These one-off requests were challenging enough, but McCain also had to contend with continuous requests. The issue here was that often the initial request would be for a limited set of product attribute data, but over time the company would be asked to provide additional pieces of information. "You don't know the full extent when you start," says Luby, "until all of a sudden you figure out that you're spending a lot of time and effort on this and it's becoming mission-critical."
Finally, the frequency of requests for product data has been increasing. Customers and other entities are starting to want more frequent updates, according to Luby. "We are finding that these are not one-offs," he says. "They are starting to get more frequent, and so what you thought you were only doing once, now you have to do regularly." Retail customers, in particular, had an interest in having access to up-to-date information through organizations such as ECCnet, since the industry is moving to use these types of groups as centralized product data repositories — although McCain still had to deal with ad hoc requests for product data, too.
McCain divisions around the world did make moves to automate the process of collecting the information to some extent, using data extracts, Excels spreadsheets and other semi-mechanized tools. But the ad hoc systems and processes put in place were not consistent across the company, and moreover they frequently had to be patched and re-patched together to comply with new or changing requests over time. "It got to be rather 'kludgey,'" Luby says. "And people were doing this all around the world."
Eventually, McCain conceived of the idea of moving toward establishing a centralized repository for the company's product information and decided to start off in the company's Canadian division — which employs about 3,300 people, has 11 processing facilities and represents a considerable percentage of the total frozen food dollar in Canada. The idea was to set up a storehouse of product attribute data that would also incorporate transformational capabilities so that users could set up customized but reusable templates with the proper information and formatting required by individual customers, industry registries like ECCnet and other requesters. This "trusted source" of product attribute data would be fed from other systems within the company.

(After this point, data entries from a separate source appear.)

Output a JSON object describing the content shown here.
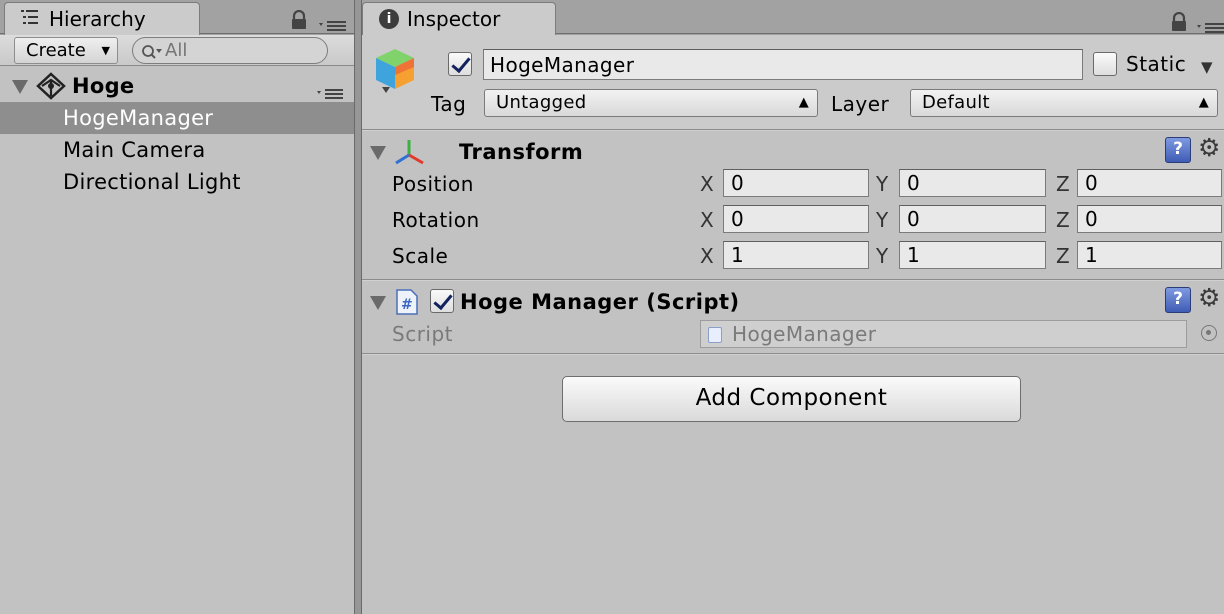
{
  "hierarchy": {
    "tab_label": "Hierarchy",
    "create_label": "Create",
    "search_placeholder": "All",
    "scene_name": "Hoge",
    "items": [
      {
        "label": "HogeManager",
        "selected": true
      },
      {
        "label": "Main Camera",
        "selected": false
      },
      {
        "label": "Directional Light",
        "selected": false
      }
    ]
  },
  "inspector": {
    "tab_label": "Inspector",
    "object_active": true,
    "object_name": "HogeManager",
    "static_label": "Static",
    "static_checked": false,
    "tag_label": "Tag",
    "tag_value": "Untagged",
    "layer_label": "Layer",
    "layer_value": "Default",
    "transform": {
      "title": "Transform",
      "rows": [
        {
          "label": "Position",
          "x": "0",
          "y": "0",
          "z": "0"
        },
        {
          "label": "Rotation",
          "x": "0",
          "y": "0",
          "z": "0"
        },
        {
          "label": "Scale",
          "x": "1",
          "y": "1",
          "z": "1"
        }
      ],
      "axis_x": "X",
      "axis_y": "Y",
      "axis_z": "Z"
    },
    "script_component": {
      "enabled": true,
      "title": "Hoge Manager (Script)",
      "script_label": "Script",
      "script_value": "HogeManager"
    },
    "add_component_label": "Add Component"
  },
  "icons": {
    "list": "list-icon",
    "lock": "lock-icon",
    "menu": "context-menu-icon",
    "info": "info-icon",
    "unity": "unity-logo-icon",
    "cube": "gameobject-cube-icon",
    "transform": "transform-axes-icon",
    "script": "csharp-script-icon",
    "help": "help-book-icon",
    "gear": "gear-icon"
  },
  "colors": {
    "panel_bg": "#c2c2c2",
    "selection": "#8e8e8e",
    "help_icon": "#4a67c0"
  }
}
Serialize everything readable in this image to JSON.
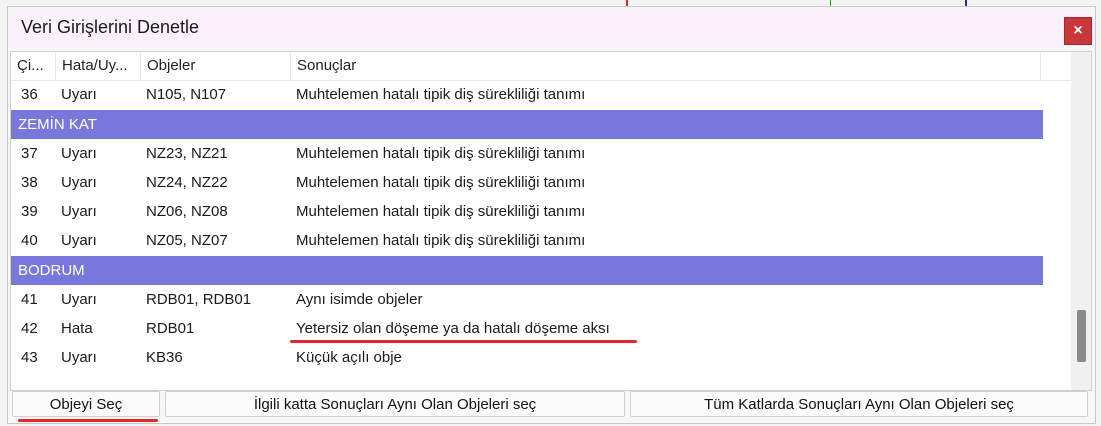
{
  "dialog": {
    "title": "Veri Girişlerini Denetle",
    "close_label": "×"
  },
  "table": {
    "columns": [
      "Çi...",
      "Hata/Uy...",
      "Objeler",
      "Sonuçlar"
    ],
    "rows": [
      {
        "type": "data",
        "no": "36",
        "kind": "Uyarı",
        "objects": "N105, N107",
        "result": "Muhtelemen hatalı tipik diş sürekliliği tanımı"
      },
      {
        "type": "group",
        "label": "ZEMİN KAT"
      },
      {
        "type": "data",
        "no": "37",
        "kind": "Uyarı",
        "objects": "NZ23, NZ21",
        "result": "Muhtelemen hatalı tipik diş sürekliliği tanımı"
      },
      {
        "type": "data",
        "no": "38",
        "kind": "Uyarı",
        "objects": "NZ24, NZ22",
        "result": "Muhtelemen hatalı tipik diş sürekliliği tanımı"
      },
      {
        "type": "data",
        "no": "39",
        "kind": "Uyarı",
        "objects": "NZ06, NZ08",
        "result": "Muhtelemen hatalı tipik diş sürekliliği tanımı"
      },
      {
        "type": "data",
        "no": "40",
        "kind": "Uyarı",
        "objects": "NZ05, NZ07",
        "result": "Muhtelemen hatalı tipik diş sürekliliği tanımı"
      },
      {
        "type": "group",
        "label": "BODRUM"
      },
      {
        "type": "data",
        "no": "41",
        "kind": "Uyarı",
        "objects": "RDB01, RDB01",
        "result": "Aynı isimde objeler"
      },
      {
        "type": "data",
        "no": "42",
        "kind": "Hata",
        "objects": "RDB01",
        "result": "Yetersiz olan döşeme ya da hatalı döşeme aksı"
      },
      {
        "type": "data",
        "no": "43",
        "kind": "Uyarı",
        "objects": "KB36",
        "result": "Küçük açılı obje"
      }
    ]
  },
  "buttons": {
    "select_object": "Objeyi Seç",
    "select_same_floor": "İlgili katta Sonuçları Aynı Olan Objeleri seç",
    "select_all_floors": "Tüm Katlarda Sonuçları Aynı Olan Objeleri seç"
  },
  "colors": {
    "group_row": "#7878dc",
    "highlight_underline": "#e8242b",
    "close_button": "#c8383a"
  }
}
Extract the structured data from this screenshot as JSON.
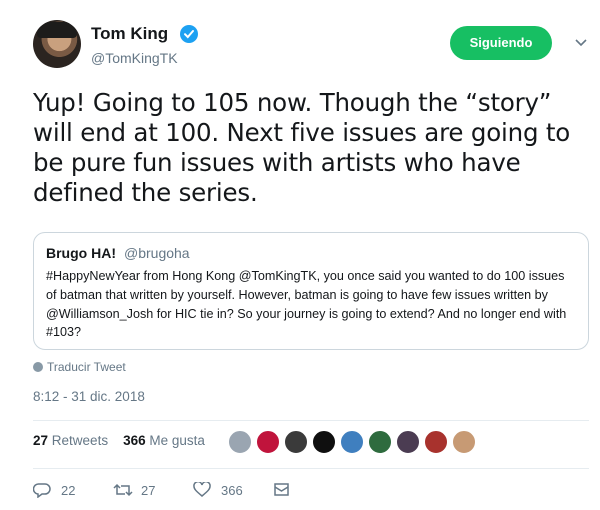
{
  "author": {
    "display_name": "Tom King",
    "handle": "@TomKingTK",
    "verified": true
  },
  "follow_button": {
    "label": "Siguiendo",
    "color": "#17bf63"
  },
  "tweet": {
    "text": "Yup! Going to 105 now. Though the “story” will end at 100. Next five issues are going to be pure fun issues with artists who have defined the series."
  },
  "quoted_tweet": {
    "display_name": "Brugo HA!",
    "handle": "@brugoha",
    "text": "#HappyNewYear from Hong Kong @TomKingTK, you once said you wanted to do 100 issues of batman that written by yourself. However, batman is going to have few issues written by @Williamson_Josh for HIC tie in? So your journey is going to extend? And no longer end with #103?"
  },
  "translate_label": "Traducir Tweet",
  "timestamp": "8:12 - 31 dic. 2018",
  "stats": {
    "retweets_count": "27",
    "retweets_label": "Retweets",
    "likes_count": "366",
    "likes_label": "Me gusta"
  },
  "actions": {
    "reply_count": "22",
    "retweet_count": "27",
    "like_count": "366"
  },
  "colors": {
    "accent": "#1da1f2",
    "muted": "#657786",
    "border": "#ccd6dd"
  }
}
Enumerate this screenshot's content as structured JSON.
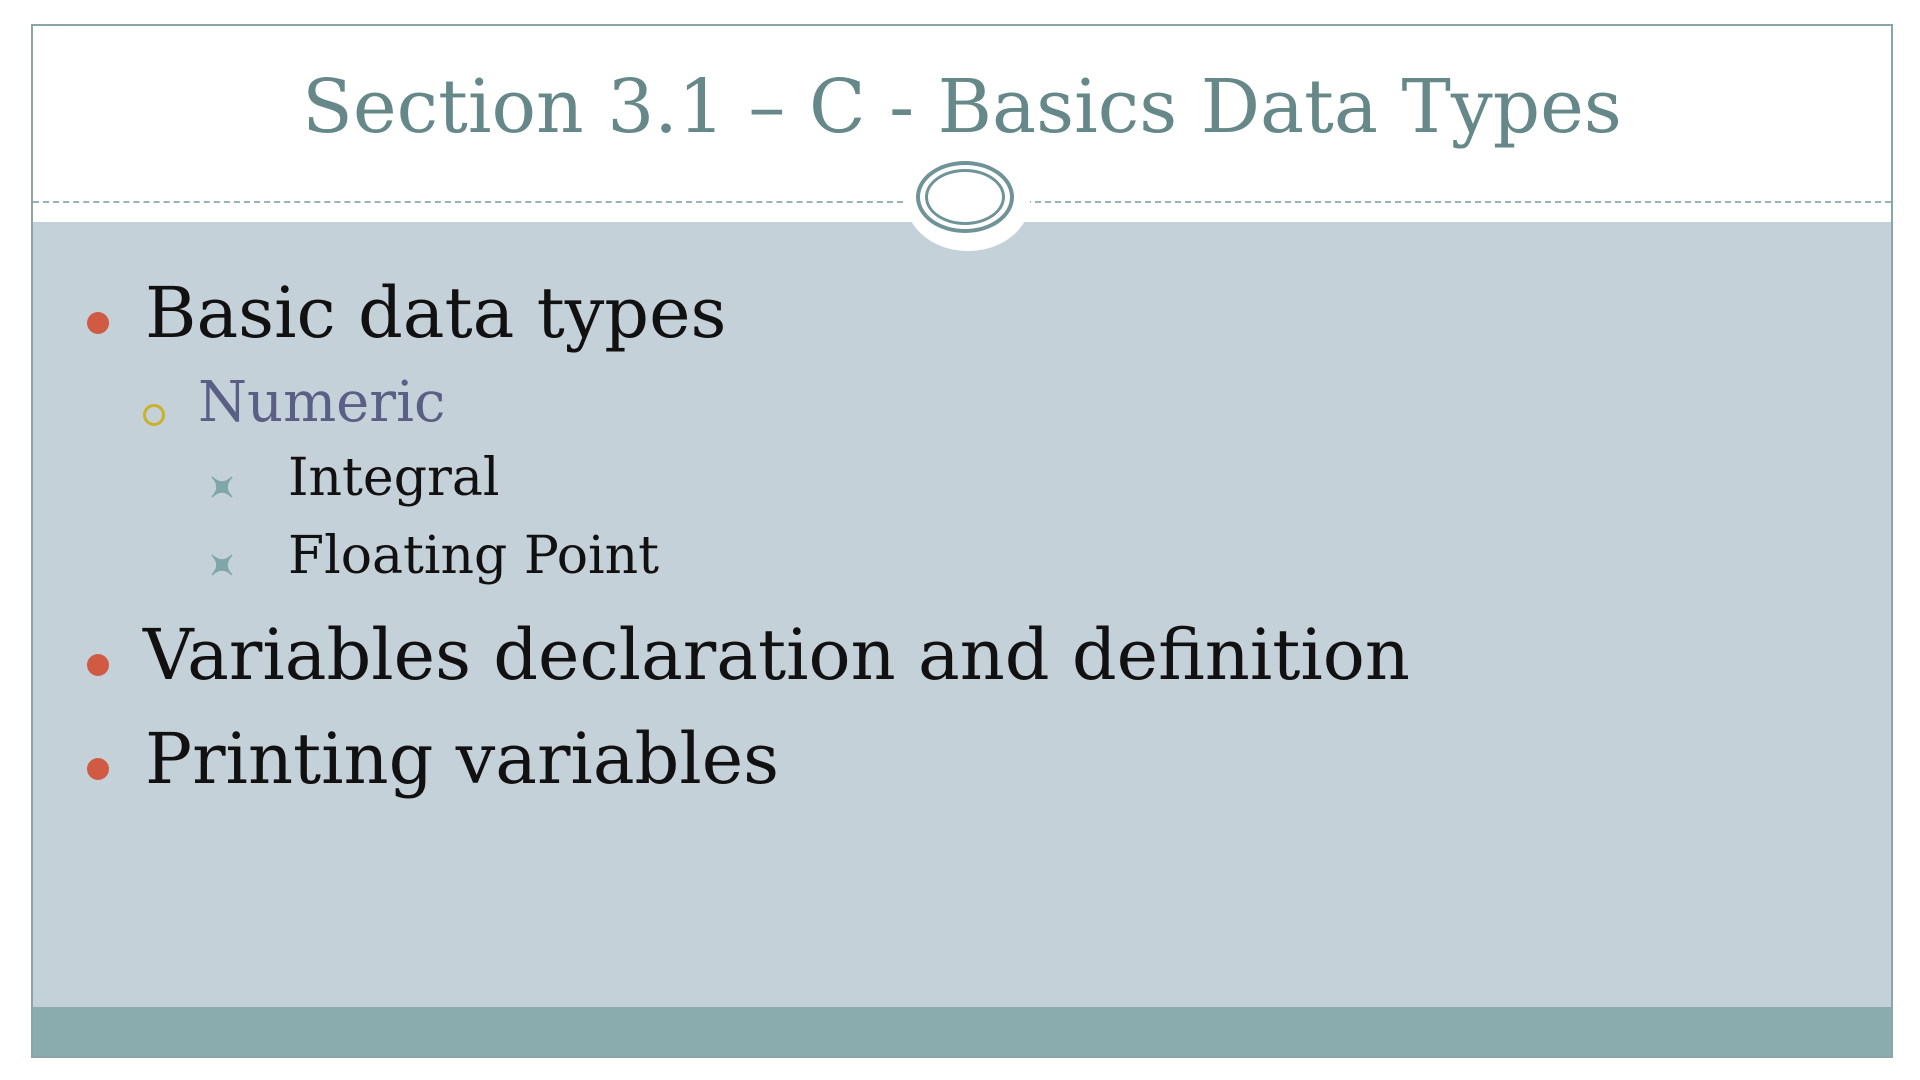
{
  "slide": {
    "title": "Section 3.1 – C - Basics Data Types",
    "bullets": [
      {
        "level": 1,
        "text": "Basic data types"
      },
      {
        "level": 2,
        "text": "Numeric"
      },
      {
        "level": 3,
        "text": "Integral"
      },
      {
        "level": 3,
        "text": "Floating Point"
      },
      {
        "level": 1,
        "text": "Variables declaration and definition"
      },
      {
        "level": 1,
        "text": "Printing variables"
      }
    ]
  },
  "theme": {
    "title_color": "#668888",
    "content_background": "#c5d1d8",
    "footer_color": "#8aacae",
    "level1_bullet_color": "#d05a44",
    "level2_bullet_color": "#c9b22a",
    "level2_text_color": "#5a5f85",
    "level3_bullet_color": "#7fa6a8",
    "level1_bullet_icon": "filled-circle",
    "level2_bullet_icon": "hollow-circle",
    "level3_bullet_icon": "four-point-star"
  }
}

Luby and his team evaluated a variety of product information management solutions for use within McCain Foods before settling on an application called I-Accel from solution provider FullTilt. I-Accel is a Web-based product information management solution that offers a shared enterprise-wide repository, configurable workflow and role-based security. The solution was designed to help companies to aggregate and create product data from disparate sources and to standardize it using product domain expertise and industry standards.
McCain and the solution provider announced the selection of I-Accel in September 2003, and the deployment was set to go live in January 2004. The solution will not replace the company's enterprise resource planning (ERP) system as the master record for certain data, such as part number, but for information such as a product's official recipe, the "trusted source" will be the I-Accel database. "You might have six versions of the recipe somewhere else in the company, but if anyone in the company were to get a phone call from someone who needed the 'publishable' recipe or list of ingredients, then [I-Accel] is where you go," Luby explains.
Getting the database established and the necessary "hooks" connecting the repository to other systems has been relatively straightforward, according to Luby. "This is not rocket science," he quips, noting, however, that in order to feed external requestors the company has had to go through a largely manual task of "cleansing" the data, whether for the individual requests or for feeding the database — not an overly onerous task, given that a McCain division may have a couple hundred products, but nevertheless very important, particularly when competing data exists within the company. Currently McCain intends to populate the database with about from just under one hundred different attributes for some products to several hundred attributes for others. Luby did not expect to have all the hooks automating data feeds to the repository in place by the January launch date, but the project team planned to work in a follow-up phase to ensure that all the loading and data transfers become more fully automated than in the initial phase.